• **EXERCISE OBJECTIVE**: Keep only the lines of the data below that contain "mobile", and copy them.

-- INPUT follows --

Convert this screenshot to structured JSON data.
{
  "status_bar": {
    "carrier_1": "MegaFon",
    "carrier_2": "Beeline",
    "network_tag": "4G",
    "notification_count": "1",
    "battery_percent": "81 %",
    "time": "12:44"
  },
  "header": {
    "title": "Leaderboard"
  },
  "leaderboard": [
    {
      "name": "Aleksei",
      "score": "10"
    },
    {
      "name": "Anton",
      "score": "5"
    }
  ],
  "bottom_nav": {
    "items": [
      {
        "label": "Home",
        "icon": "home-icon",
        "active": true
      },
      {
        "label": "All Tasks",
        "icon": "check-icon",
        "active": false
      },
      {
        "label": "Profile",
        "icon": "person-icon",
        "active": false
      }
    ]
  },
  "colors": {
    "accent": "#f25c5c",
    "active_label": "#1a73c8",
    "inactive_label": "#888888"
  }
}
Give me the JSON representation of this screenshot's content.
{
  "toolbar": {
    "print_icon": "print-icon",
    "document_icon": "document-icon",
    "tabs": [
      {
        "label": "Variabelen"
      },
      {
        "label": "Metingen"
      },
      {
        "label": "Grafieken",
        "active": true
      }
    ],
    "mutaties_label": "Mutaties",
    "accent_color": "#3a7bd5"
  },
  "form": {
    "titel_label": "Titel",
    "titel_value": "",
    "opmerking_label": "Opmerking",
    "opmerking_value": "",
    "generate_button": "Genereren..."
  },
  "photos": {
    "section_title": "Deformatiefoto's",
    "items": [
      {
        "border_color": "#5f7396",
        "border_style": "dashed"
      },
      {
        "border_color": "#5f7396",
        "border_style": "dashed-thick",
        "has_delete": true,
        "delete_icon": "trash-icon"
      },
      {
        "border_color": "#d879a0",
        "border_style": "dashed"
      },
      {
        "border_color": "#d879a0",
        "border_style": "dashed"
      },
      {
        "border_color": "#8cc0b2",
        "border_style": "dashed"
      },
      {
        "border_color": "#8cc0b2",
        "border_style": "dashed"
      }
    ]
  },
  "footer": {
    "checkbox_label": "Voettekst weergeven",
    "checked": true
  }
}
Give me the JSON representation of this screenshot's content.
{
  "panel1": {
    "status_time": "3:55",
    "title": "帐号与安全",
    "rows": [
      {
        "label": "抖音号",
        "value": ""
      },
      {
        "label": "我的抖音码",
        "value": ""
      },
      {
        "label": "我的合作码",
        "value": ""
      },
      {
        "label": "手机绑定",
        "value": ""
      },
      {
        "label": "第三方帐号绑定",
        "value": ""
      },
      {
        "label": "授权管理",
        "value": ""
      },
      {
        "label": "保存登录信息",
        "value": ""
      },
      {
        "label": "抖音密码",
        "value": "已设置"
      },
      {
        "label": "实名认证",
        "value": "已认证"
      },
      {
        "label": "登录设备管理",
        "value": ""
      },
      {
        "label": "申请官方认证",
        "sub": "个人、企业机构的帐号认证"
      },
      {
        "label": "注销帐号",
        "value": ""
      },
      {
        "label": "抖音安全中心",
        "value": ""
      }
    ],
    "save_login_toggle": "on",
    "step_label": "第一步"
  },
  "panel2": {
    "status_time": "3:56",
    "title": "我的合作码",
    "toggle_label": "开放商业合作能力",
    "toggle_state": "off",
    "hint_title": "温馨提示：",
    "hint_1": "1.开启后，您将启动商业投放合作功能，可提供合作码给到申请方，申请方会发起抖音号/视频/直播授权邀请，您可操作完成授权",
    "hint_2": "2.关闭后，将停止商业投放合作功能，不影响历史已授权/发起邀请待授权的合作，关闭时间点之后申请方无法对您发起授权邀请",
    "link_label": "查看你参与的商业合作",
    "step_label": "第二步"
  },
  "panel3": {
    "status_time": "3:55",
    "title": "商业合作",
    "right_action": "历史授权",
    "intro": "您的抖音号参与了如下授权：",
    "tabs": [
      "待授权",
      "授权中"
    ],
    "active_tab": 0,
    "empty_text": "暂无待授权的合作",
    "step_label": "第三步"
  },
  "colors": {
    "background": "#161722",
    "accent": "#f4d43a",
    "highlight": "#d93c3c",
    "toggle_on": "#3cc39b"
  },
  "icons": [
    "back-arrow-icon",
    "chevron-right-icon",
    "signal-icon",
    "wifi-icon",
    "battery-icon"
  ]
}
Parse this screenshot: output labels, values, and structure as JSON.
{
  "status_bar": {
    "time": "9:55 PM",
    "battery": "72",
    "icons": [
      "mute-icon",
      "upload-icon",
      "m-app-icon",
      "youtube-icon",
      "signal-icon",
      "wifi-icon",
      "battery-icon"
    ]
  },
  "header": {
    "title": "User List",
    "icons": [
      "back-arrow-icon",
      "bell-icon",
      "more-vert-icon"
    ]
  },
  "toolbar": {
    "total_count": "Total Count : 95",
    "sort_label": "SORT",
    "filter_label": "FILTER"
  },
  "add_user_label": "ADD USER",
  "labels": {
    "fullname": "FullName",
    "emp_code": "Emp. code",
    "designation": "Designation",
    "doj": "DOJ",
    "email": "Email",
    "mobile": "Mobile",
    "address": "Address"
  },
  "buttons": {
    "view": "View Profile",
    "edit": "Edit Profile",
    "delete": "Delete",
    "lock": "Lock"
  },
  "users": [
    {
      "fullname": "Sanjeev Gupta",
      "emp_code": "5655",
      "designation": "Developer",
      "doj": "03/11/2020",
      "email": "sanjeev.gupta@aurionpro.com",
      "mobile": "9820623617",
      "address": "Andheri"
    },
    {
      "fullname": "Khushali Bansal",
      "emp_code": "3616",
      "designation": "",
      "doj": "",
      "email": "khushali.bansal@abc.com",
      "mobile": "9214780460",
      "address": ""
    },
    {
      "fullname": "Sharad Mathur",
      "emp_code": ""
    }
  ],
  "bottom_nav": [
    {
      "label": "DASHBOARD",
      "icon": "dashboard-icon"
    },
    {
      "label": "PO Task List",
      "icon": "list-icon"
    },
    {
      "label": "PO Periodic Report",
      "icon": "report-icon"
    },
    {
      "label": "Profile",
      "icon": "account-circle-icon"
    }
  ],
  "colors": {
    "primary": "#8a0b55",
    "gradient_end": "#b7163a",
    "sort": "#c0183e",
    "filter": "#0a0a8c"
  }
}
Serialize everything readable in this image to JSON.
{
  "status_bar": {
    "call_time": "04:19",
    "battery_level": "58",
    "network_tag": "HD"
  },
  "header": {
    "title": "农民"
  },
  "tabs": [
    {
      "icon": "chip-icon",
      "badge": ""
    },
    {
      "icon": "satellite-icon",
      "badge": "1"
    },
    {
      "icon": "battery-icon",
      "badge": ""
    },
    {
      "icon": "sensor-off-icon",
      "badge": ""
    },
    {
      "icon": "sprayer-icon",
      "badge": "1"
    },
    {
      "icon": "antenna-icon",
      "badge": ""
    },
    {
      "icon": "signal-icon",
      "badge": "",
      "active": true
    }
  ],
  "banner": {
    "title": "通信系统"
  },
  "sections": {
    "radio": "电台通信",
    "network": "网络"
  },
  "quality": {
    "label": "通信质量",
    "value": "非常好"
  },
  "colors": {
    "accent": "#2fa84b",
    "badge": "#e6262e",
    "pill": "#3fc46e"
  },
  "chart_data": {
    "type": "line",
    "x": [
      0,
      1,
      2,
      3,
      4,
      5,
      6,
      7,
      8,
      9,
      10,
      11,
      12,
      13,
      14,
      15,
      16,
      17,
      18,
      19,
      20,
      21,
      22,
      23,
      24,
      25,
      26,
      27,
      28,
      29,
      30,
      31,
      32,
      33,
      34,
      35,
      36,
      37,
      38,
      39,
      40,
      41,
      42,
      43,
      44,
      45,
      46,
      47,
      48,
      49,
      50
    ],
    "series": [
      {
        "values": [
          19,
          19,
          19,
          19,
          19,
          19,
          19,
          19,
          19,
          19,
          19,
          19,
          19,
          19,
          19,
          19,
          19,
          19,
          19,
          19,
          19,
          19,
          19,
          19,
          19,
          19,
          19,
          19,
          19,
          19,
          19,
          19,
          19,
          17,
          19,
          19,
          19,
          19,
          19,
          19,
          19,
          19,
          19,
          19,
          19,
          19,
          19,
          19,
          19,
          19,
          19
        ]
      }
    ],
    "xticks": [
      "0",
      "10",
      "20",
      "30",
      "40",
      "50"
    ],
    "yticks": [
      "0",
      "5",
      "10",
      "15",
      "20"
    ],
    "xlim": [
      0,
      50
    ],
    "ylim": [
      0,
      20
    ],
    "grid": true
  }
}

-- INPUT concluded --

• **EXPECTED ANSWER**:
    "mobile": "Mobile",
      "mobile": "9820623617",
      "mobile": "9214780460",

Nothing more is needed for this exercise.